- A career trucker brings his tales of the road to people in hospice
- How driver Paul Sedlak finds motivation to reach his fitness goals
- I Love Trucking: More than a job, driving is a way of life
- Big Rig Books: Driver delivers books to underprivileged kids
There’s a misconception in the trucking industry that says: “The only thing that counts is how much money I’m making per mile.” If you measure the health of your financial life by what you’re making per mile, the questions are: “Do you have the required funds in the bank for the expected and the unexpected? Are you consistently able to send the required dollars to the house?” Most truckers who look at how much they’re making a mile as the most important benchmark of their financial success are the ones who tend to run out of money before they run out of month.
Look at a typical per-mile scenario: Say you have fixed costs of $100 per day, including your truck payment — that’s $36,500 per year. You also pay yourself, as driver, $36,500 per year, making your fixed costs $200 per day. For argument’s sake, we’ll say your truck operates at 25¢ per mile, not counting fuel or tolls, and it gets 6 miles per gallon.

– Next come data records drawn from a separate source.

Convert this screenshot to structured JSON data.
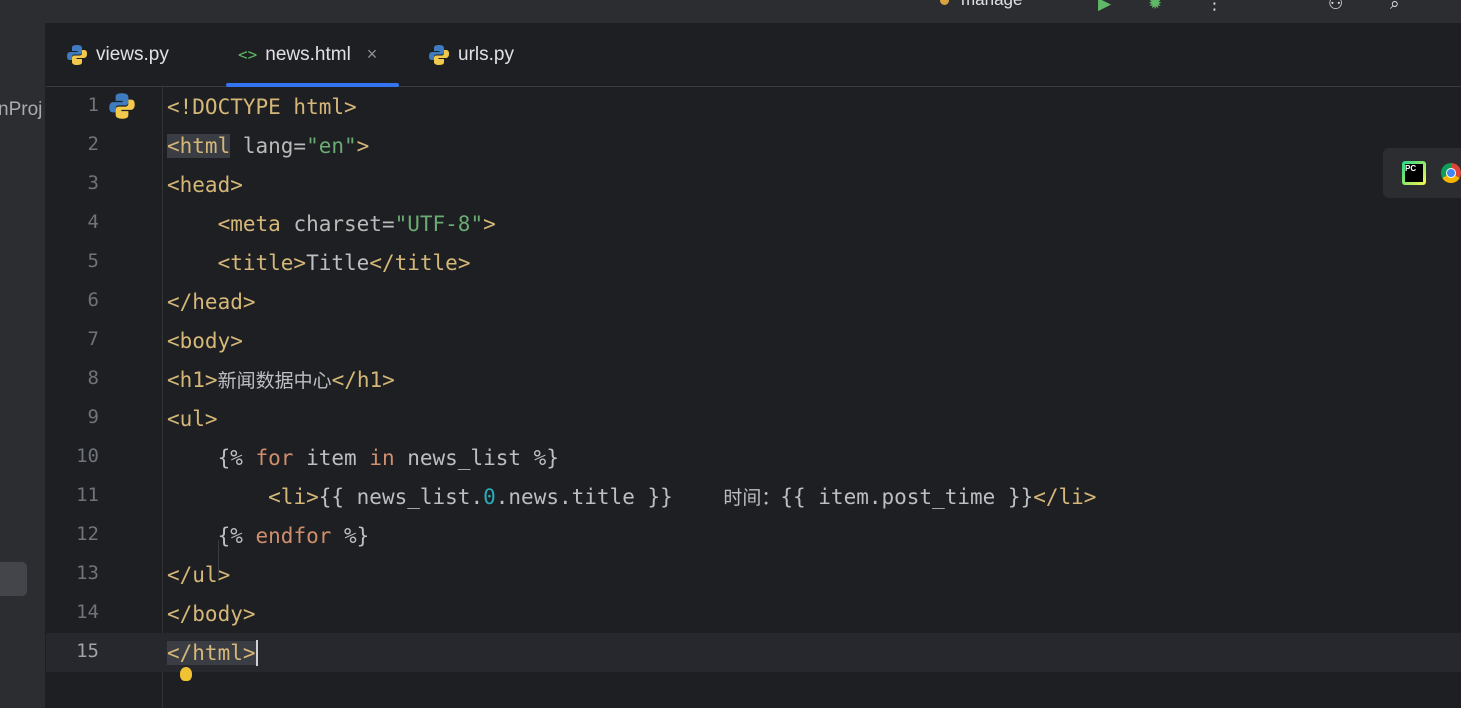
{
  "window": {
    "run_config": "manage",
    "icons": [
      "run-icon",
      "debug-icon",
      "more-icon",
      "add-user-icon",
      "search-icon"
    ]
  },
  "project_panel": {
    "label": "nProj"
  },
  "tabs": [
    {
      "label": "views.py",
      "icon": "python-file-icon",
      "active": false
    },
    {
      "label": "news.html",
      "icon": "html-file-icon",
      "active": true,
      "close": "×"
    },
    {
      "label": "urls.py",
      "icon": "python-file-icon",
      "active": false
    }
  ],
  "editor": {
    "current_line": 15,
    "line_numbers": [
      "1",
      "2",
      "3",
      "4",
      "5",
      "6",
      "7",
      "8",
      "9",
      "10",
      "11",
      "12",
      "13",
      "14",
      "15"
    ],
    "lines": {
      "l1": {
        "t1": "<!DOCTYPE html>"
      },
      "l2": {
        "t1": "<html",
        "t2": " lang=",
        "t3": "\"en\"",
        "t4": ">"
      },
      "l3": {
        "t1": "<head>"
      },
      "l4": {
        "t0": "    ",
        "t1": "<meta",
        "t2": " charset=",
        "t3": "\"UTF-8\"",
        "t4": ">"
      },
      "l5": {
        "t0": "    ",
        "t1": "<title>",
        "t2": "Title",
        "t3": "</title>"
      },
      "l6": {
        "t1": "</head>"
      },
      "l7": {
        "t1": "<body>"
      },
      "l8": {
        "t1": "<h1>",
        "t2": "新闻数据中心",
        "t3": "</h1>"
      },
      "l9": {
        "t1": "<ul>"
      },
      "l10": {
        "t0": "    {% ",
        "t1": "for",
        "t2": " item ",
        "t3": "in",
        "t4": " news_list %}"
      },
      "l11": {
        "t0": "        ",
        "t1": "<li>",
        "t2": "{{ news_list.",
        "t3": "0",
        "t4": ".news.title }}    ",
        "t5": "时间：",
        "t6": "{{ item.post_time }}",
        "t7": "</li>"
      },
      "l12": {
        "t0": "    {% ",
        "t1": "endfor",
        "t2": " %}"
      },
      "l13": {
        "t1": "</ul>"
      },
      "l14": {
        "t1": "</body>"
      },
      "l15": {
        "t1": "</html>"
      }
    }
  },
  "browser_icons": [
    "pycharm-icon",
    "chrome-icon"
  ],
  "colors": {
    "accent": "#3574f0",
    "tag": "#d5b778",
    "string": "#6aab73",
    "keyword": "#cf8e6d",
    "number": "#2aacb8"
  }
}
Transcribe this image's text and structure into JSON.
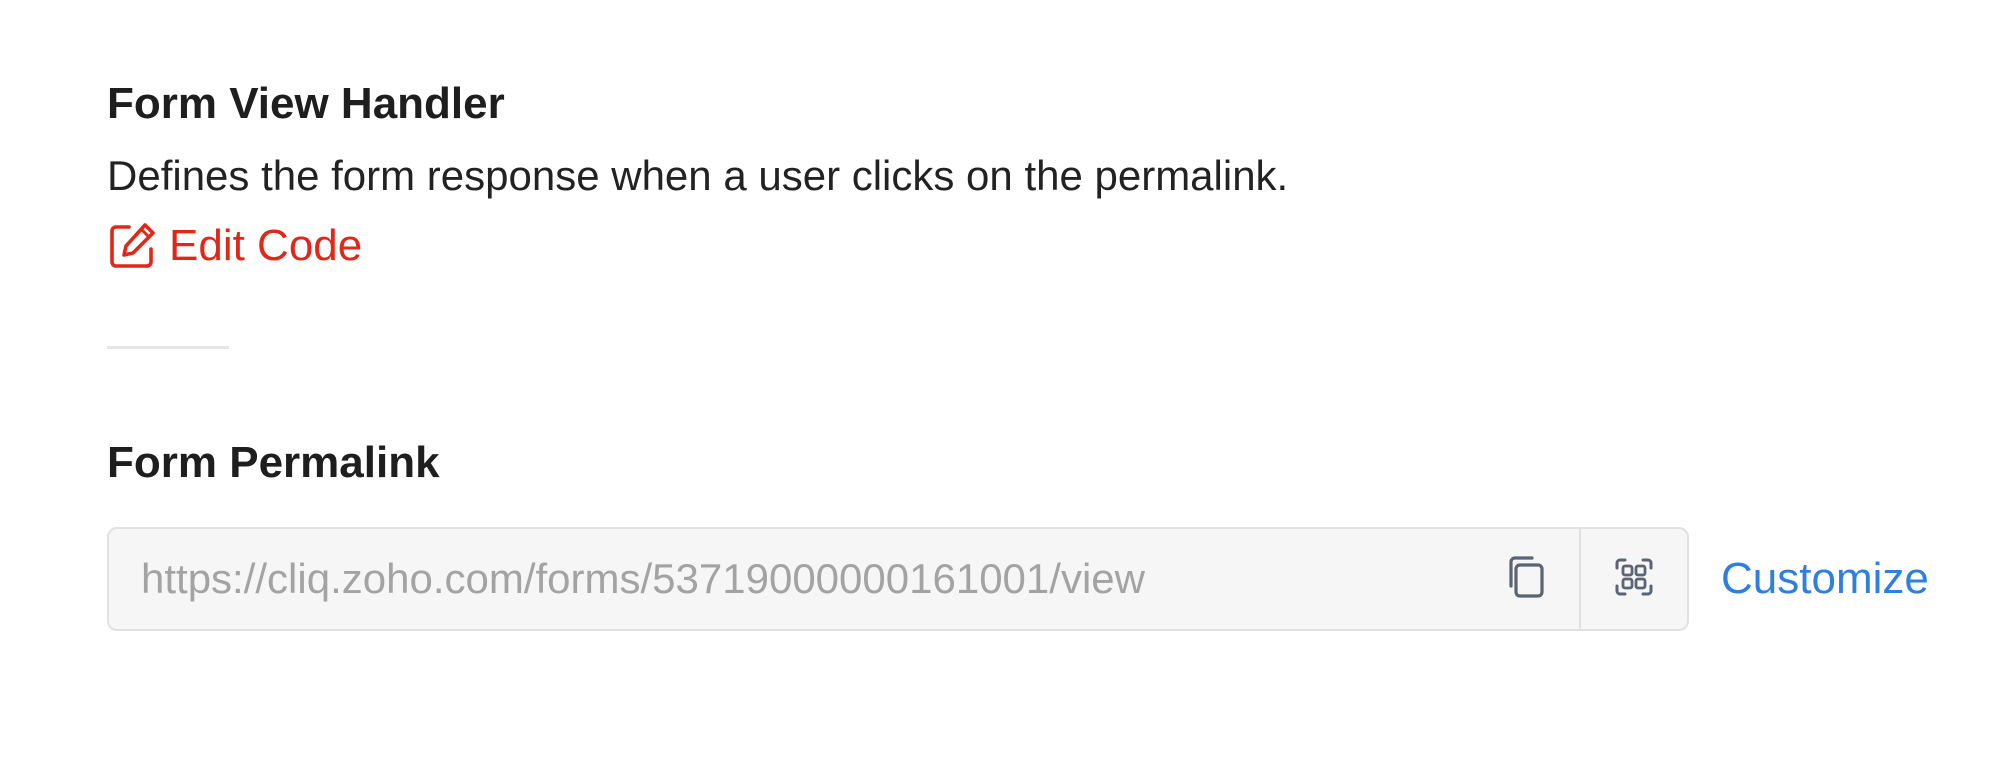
{
  "form_view_handler": {
    "title": "Form View Handler",
    "description": "Defines the form response when a user clicks on the permalink.",
    "edit_label": "Edit Code",
    "edit_icon": "edit-icon"
  },
  "form_permalink": {
    "title": "Form Permalink",
    "url": "https://cliq.zoho.com/forms/53719000000161001/view",
    "copy_icon": "copy-icon",
    "qr_icon": "qr-code-icon",
    "customize_label": "Customize"
  },
  "colors": {
    "accent_red": "#e0271a",
    "link_blue": "#2f7fe0",
    "field_bg": "#f6f6f6",
    "field_text": "#a3a3a3",
    "border": "#e1e1e1"
  }
}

With those figures in mind, look at what happens if you take a load paying $5 per mile, going 332 paid miles, for a total of $1,660, including fuel surcharges and all extras. Add in the fact that you have to travel 68 miles from your last drop to where you’ll put this load on your truck. Now you have a total trip of 400 miles.
Your operational cost per mile is 25¢ times 400 miles, or $100. Let’s say that fuel costs $3 per gallon, which comes to a total of $200 for the trip.
Take a look at the chart below to see your Break-Even Point (the point where your costs are covered) and profit or loss for the trip, based on total days and miles involved in the load from destination to destination. If the type of load or scheduling circumstances add days to the trip, the revenue that seemed reasonable may not actually be adequate for the job. Time, not miles, count.
By the seventh day you’ve lost $40 on the load. It’s costing you 12¢ more per mile to run the load than you’re receiving. The reason is because each day your fixed costs keep mounting, even if the truck is sitting still. In order to maximize your per-mile rate of revenue (pay), you must turn your per-mile rate into a per-day and total trip amount; then subtract your Break-Even Point to determine your potential profit.
By figuring your trip and daily Break-Even Points, you will instantly know if the load pays enough to make it worth your time. Keep in mind it’s necessary to know the actual cost of fuel on the trip in order to correctly calculate your trip and daily Break-Even Points. Whether you are paid by mile or percentage, you need to deduce your Break-Even Point and revenue to per-day amounts to provide a healthier picture of your financial life.
For more information about operating your truck as a successful business, contact Timothy Brady at www.truckersu.com or by calling (800) 292-8072.
Load Profit Analysis Software, ©2005 Write Up The Road Publishing,
was used to calculate the figures in this article.